So why is it more important now?  We’ve traditionally used site templates to take more ownership of the large, sprawling toolbox that is a SharePoint site, typically managing customization around things like web parts on pages, navigation, security groups and permissions, default list instances and, of course, site columns and content types.

This toolbox has now grown to include all the Office 365 Groups goodies (see above), which means that administrators wishing to stand up governance around the creation of SharePoint sites now have even more to govern.
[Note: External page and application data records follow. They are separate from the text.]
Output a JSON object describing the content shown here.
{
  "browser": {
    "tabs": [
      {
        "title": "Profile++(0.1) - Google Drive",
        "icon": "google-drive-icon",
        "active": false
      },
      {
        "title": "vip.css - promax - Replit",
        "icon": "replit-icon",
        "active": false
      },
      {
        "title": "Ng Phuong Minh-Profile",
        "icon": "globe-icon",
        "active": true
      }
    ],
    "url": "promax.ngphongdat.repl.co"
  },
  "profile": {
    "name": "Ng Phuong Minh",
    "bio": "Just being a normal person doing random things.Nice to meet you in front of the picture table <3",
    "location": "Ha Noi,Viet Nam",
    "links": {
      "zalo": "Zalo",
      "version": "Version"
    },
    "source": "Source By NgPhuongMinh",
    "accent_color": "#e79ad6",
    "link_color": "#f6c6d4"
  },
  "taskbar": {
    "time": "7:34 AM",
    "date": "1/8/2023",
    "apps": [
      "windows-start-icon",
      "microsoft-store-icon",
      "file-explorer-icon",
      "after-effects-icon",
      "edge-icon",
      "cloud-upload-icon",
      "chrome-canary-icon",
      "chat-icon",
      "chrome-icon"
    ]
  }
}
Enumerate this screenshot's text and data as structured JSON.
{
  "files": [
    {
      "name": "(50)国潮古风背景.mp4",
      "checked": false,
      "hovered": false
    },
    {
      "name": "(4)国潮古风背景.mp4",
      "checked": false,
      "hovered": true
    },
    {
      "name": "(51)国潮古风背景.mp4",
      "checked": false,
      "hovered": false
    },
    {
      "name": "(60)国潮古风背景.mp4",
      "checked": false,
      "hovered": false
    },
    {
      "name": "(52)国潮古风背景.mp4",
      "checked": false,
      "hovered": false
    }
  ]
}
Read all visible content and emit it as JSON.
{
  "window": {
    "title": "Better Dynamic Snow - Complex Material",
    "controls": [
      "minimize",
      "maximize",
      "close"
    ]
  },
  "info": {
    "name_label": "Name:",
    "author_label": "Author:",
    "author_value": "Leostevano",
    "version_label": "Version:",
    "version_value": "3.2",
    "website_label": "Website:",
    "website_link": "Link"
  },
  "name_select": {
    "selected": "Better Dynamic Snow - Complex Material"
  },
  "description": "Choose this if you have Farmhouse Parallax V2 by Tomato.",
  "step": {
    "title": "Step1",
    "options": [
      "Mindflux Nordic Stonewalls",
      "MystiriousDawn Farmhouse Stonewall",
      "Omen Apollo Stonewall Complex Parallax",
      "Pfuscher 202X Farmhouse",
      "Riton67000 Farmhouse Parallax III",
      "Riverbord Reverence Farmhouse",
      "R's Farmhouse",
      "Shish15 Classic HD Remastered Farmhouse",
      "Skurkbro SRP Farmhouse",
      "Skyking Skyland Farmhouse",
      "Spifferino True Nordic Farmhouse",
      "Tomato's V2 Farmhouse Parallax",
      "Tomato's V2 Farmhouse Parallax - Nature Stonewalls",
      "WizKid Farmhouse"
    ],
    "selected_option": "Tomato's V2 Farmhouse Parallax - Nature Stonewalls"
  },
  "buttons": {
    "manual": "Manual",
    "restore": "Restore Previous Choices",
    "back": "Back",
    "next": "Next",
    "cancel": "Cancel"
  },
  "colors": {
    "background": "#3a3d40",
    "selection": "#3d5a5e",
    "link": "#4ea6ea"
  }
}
For now, the best advice I can give to SharePoint developers and administrators scrambling to govern Team Sites and Groups is to funnel the creation of Office 365 Groups through the creation of SharePoint sites, where you can own more of the experience.  Utilize tools like the OfficeDevPnP Partner Pack to manage self-service site creation and, if you’re especially concerned about content sprawl, turn off the ability for end users to create Groups and instead direct them to a site request list.

As the Office 365 toolbox continues to evolve, common customization requests of SharePoint/Office 365 developers will grow to include standing up custom team sites with custom document libraries/lists, plans, custom navigation, default content, limitations on naming conventions and perhaps even integration with the recently-announced Microsoft Teams.

By owning the provisioning experience with the OfficeDevPnP toolkit, you gain programmatic control over several aspects of the experience, and I anticipate that the list of customizations will continue to grow; Microsoft has already announced that Planner Templates with custom buckets and flags are in development:

Custom Planner templates are coming to Office 365.  Source: FastTrack

Wrapping it up

As I put the final touches on this blog here at the MVP Summit, I’m reminded that Microsoft now moves faster than most of us can keep up– even MVPs like myself who live and breathe this stuff every day.

If you’re overwhelmed, you’re not alone.  But know this: incredible things are ahead for collaboration, and SharePoint is at the center of all of it.

Developer spin: it’s a paradigm shift

Our role as SharePoint developers has undergone a paradigm shift, from shoehorning custom business functionality into SharePoint by hook or by crook, to mastering the ins and outs of the SharePoint and Office 365 toolkit enough to make an educated guess as to:

  • Which Office 365 service to harness for a particular use case
  • When to custom-develop an application, vs. when OOB is good enough
  • How to bridge the gap between OOB and what your customer actually wants using client-side code